### Task brief
A complete answer lists every line of the material where the string "外卖订单号" occurs.
◇ ◇ ◇ ◇ ◇
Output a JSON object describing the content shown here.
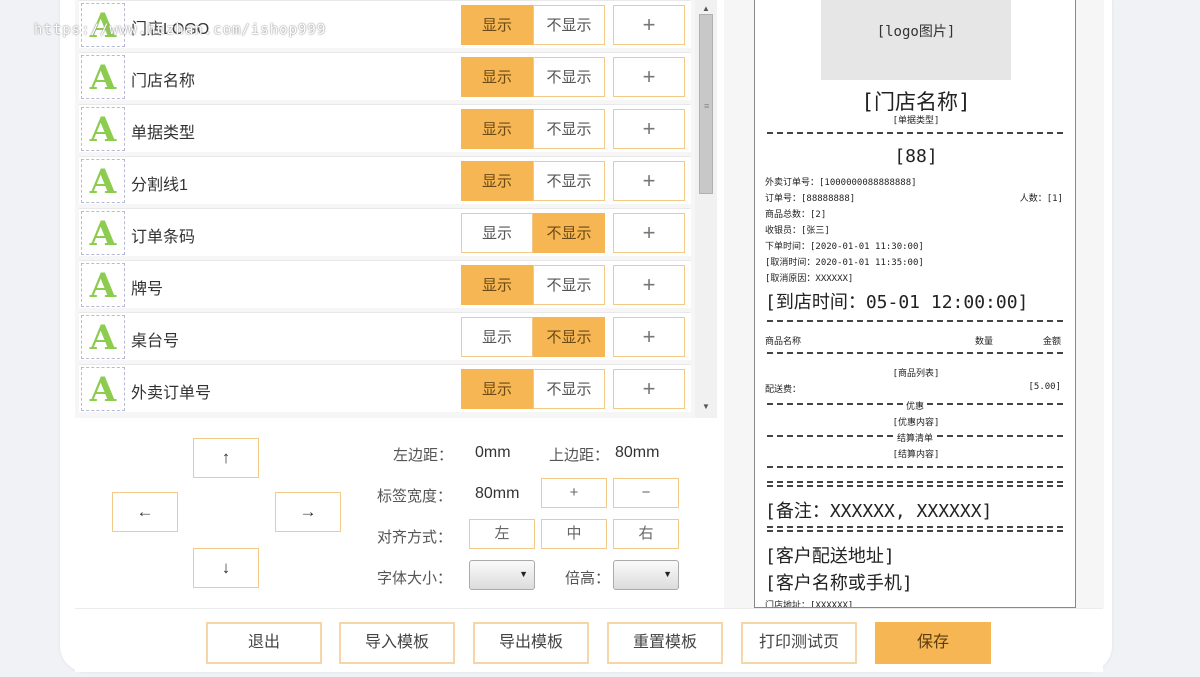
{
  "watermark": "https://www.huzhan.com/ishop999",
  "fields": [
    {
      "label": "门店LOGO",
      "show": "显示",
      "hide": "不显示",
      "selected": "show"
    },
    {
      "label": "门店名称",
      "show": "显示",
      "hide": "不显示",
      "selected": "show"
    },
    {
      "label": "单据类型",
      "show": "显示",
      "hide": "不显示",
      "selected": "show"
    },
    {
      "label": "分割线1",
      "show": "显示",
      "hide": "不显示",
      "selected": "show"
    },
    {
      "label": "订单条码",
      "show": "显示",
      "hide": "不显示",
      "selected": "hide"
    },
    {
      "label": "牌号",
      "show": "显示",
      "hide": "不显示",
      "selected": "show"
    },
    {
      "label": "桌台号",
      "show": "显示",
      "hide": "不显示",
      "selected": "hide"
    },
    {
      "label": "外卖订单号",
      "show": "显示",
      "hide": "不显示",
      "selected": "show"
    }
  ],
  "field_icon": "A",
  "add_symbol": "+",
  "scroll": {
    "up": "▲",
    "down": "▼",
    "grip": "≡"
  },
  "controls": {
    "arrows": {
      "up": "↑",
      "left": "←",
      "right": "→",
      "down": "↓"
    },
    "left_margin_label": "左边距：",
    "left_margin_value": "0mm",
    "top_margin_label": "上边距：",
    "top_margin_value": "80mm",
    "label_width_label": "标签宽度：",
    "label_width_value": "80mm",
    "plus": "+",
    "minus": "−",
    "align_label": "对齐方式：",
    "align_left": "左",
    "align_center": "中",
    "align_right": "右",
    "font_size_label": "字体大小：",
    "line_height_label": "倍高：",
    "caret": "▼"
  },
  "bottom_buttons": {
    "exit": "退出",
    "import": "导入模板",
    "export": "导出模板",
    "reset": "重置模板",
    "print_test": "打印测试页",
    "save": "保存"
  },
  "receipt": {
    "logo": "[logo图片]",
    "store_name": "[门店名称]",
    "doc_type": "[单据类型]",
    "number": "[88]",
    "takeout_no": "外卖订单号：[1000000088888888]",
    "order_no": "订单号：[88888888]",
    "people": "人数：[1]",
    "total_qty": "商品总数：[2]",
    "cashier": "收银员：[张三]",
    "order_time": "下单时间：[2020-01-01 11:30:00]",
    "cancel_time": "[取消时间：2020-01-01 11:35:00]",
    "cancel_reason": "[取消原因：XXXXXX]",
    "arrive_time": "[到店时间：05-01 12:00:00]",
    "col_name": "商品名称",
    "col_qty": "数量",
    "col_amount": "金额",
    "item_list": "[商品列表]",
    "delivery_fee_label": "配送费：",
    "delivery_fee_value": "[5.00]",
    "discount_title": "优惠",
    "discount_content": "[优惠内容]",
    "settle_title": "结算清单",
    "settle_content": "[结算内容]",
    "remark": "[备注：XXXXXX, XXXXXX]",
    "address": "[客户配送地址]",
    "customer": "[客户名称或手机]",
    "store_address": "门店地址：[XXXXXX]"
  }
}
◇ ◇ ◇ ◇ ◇
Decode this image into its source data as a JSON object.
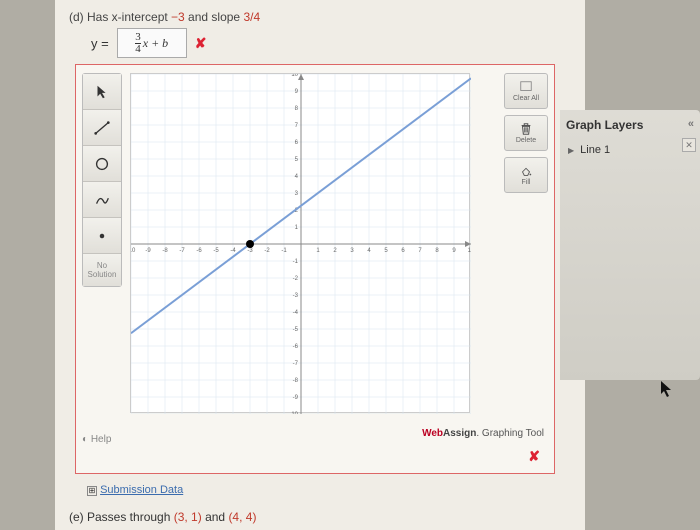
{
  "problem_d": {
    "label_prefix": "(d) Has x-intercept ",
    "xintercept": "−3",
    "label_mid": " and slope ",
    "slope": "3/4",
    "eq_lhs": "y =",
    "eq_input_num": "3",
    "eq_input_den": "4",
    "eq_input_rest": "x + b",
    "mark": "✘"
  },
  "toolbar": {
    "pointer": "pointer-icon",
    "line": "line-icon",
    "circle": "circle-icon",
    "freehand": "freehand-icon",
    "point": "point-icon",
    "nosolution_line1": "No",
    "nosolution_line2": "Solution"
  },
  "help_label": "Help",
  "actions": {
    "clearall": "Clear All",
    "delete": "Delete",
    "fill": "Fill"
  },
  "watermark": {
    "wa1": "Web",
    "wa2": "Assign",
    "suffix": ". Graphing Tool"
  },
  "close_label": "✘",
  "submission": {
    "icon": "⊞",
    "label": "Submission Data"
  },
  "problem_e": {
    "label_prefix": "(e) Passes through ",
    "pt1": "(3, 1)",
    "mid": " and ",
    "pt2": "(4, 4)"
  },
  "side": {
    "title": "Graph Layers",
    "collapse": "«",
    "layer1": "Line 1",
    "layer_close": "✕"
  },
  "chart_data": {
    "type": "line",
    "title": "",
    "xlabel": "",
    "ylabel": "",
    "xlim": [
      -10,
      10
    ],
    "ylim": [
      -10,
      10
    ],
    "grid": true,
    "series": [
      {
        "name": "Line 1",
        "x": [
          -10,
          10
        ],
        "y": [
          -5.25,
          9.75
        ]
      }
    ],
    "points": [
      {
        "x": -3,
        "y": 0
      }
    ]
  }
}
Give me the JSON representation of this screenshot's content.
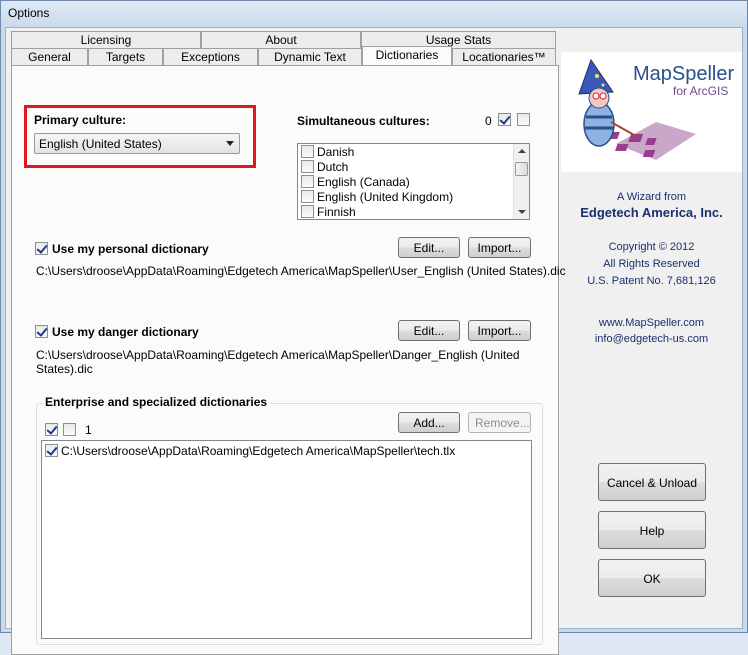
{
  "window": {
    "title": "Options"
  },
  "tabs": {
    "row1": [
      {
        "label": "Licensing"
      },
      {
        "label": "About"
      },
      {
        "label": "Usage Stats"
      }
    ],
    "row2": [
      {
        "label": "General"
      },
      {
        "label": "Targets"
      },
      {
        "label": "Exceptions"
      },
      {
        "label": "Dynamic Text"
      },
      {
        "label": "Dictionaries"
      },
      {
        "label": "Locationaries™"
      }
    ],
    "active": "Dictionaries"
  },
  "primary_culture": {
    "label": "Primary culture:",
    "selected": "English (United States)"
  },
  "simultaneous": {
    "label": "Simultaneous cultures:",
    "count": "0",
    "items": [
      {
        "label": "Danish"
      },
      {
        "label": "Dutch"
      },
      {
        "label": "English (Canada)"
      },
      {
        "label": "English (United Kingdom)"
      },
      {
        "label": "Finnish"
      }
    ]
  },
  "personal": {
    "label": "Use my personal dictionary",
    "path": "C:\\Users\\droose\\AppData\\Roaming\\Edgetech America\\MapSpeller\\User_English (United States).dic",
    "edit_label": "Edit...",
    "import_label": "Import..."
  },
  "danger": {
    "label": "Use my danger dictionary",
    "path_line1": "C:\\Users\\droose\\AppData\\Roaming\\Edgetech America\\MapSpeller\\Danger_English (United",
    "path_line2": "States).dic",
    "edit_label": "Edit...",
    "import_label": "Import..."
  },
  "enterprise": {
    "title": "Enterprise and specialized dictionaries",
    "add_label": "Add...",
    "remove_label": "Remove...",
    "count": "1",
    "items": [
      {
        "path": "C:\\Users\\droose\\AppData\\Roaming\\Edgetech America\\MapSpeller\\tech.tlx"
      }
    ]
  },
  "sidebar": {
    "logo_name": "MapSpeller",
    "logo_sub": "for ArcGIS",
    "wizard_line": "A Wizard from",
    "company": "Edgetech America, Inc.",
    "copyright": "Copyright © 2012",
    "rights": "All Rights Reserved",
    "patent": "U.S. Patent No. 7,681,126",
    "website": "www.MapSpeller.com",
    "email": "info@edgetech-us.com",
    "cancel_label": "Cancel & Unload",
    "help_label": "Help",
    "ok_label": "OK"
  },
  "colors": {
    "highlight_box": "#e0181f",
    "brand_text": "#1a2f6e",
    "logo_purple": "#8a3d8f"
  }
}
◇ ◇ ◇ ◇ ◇
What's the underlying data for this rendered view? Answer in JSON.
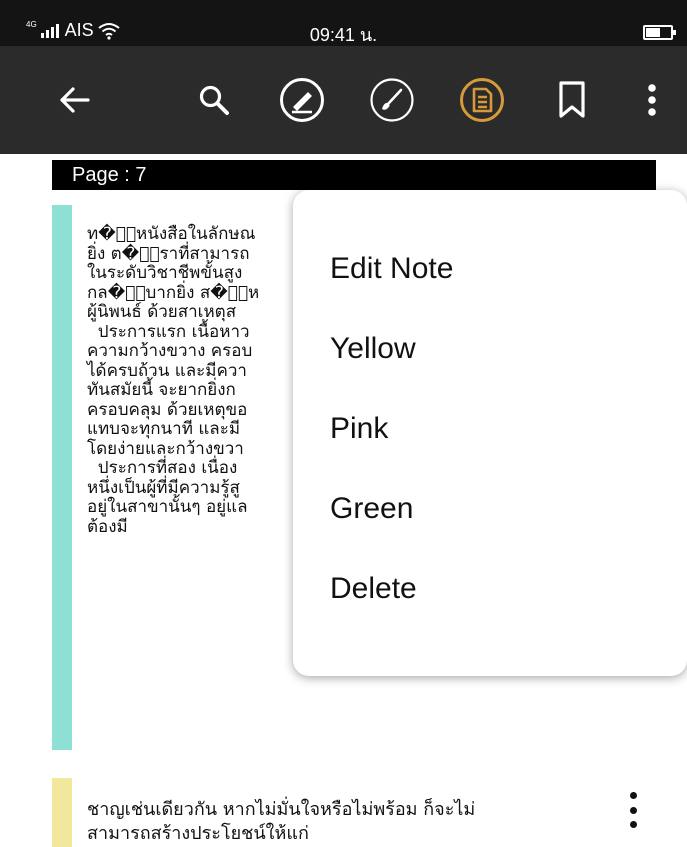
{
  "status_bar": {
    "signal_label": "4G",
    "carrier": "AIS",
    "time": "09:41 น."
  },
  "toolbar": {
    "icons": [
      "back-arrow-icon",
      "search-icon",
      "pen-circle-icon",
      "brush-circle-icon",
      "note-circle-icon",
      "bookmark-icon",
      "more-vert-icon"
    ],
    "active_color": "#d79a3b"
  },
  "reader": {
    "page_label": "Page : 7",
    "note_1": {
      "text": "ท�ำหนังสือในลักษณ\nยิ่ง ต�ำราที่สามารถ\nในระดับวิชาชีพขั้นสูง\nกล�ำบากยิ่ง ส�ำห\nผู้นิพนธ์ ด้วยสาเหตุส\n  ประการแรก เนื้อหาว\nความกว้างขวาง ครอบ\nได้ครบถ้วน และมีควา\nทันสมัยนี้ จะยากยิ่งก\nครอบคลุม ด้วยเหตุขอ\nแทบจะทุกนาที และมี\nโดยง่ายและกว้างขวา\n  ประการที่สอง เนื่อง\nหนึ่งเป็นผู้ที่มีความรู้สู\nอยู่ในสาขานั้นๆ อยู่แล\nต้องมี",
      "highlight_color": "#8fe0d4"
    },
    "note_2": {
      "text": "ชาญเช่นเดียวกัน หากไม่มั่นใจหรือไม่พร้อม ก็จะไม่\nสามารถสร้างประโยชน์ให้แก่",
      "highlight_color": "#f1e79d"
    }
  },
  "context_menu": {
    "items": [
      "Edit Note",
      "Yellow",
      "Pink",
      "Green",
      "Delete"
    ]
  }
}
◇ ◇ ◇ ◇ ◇
### Task solution
      "label": "外卖订单号",
    "takeout_no": "外卖订单号：[1000000088888888]",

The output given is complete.